WORK TO COMPLETE.
What lines of the data below hold the string "title"? Copy each one out.

THE INPUT.
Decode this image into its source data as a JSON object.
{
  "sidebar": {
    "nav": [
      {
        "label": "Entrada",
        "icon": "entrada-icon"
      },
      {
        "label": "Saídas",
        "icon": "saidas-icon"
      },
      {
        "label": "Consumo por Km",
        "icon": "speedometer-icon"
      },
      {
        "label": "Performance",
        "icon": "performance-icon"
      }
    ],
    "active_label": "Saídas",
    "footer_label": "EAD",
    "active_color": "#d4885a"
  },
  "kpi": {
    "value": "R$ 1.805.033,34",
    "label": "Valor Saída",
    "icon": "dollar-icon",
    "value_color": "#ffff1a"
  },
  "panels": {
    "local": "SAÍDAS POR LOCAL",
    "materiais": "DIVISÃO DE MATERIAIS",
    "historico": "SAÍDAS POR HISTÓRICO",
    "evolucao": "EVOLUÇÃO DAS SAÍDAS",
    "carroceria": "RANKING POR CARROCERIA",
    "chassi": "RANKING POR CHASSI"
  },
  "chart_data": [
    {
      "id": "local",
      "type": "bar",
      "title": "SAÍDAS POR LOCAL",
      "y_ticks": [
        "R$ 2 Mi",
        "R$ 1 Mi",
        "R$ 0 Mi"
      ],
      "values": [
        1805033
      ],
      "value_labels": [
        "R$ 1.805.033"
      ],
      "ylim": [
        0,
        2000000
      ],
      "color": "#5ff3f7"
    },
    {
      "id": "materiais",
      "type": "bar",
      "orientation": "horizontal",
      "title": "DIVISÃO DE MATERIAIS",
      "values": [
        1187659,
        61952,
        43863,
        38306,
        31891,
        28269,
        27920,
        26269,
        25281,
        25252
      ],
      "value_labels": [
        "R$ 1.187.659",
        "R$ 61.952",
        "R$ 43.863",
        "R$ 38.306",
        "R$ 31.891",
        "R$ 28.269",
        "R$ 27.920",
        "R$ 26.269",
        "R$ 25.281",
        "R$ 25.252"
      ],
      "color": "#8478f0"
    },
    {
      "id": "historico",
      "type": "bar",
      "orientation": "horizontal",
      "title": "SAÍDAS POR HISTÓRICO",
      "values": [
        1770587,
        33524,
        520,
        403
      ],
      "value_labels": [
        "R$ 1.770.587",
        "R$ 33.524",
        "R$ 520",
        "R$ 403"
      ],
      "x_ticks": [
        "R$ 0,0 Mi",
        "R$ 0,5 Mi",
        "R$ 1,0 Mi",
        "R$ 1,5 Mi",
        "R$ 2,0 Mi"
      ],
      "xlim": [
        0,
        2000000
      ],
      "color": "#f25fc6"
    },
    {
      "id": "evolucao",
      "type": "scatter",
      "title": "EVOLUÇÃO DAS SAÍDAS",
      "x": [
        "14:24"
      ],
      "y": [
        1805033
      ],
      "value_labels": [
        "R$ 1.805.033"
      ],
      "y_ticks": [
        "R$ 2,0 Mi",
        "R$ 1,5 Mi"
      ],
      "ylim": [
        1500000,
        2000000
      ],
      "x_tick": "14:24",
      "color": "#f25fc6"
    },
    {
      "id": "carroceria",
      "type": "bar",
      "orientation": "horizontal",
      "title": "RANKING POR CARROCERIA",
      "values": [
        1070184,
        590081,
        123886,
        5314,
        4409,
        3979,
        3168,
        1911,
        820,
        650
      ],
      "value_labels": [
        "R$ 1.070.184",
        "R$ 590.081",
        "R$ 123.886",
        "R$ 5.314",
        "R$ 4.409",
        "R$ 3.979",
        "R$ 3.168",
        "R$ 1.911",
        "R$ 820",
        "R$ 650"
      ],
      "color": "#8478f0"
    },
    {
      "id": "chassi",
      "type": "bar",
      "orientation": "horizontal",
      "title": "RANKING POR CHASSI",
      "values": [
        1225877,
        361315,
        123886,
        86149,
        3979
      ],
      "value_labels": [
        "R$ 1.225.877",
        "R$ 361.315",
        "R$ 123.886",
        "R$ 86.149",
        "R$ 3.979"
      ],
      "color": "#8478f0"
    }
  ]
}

EXERCISE RESULT.
      "title": "SAÍDAS POR LOCAL",
      "title": "DIVISÃO DE MATERIAIS",
      "title": "SAÍDAS POR HISTÓRICO",
      "title": "EVOLUÇÃO DAS SAÍDAS",
      "title": "RANKING POR CARROCERIA",
      "title": "RANKING POR CHASSI",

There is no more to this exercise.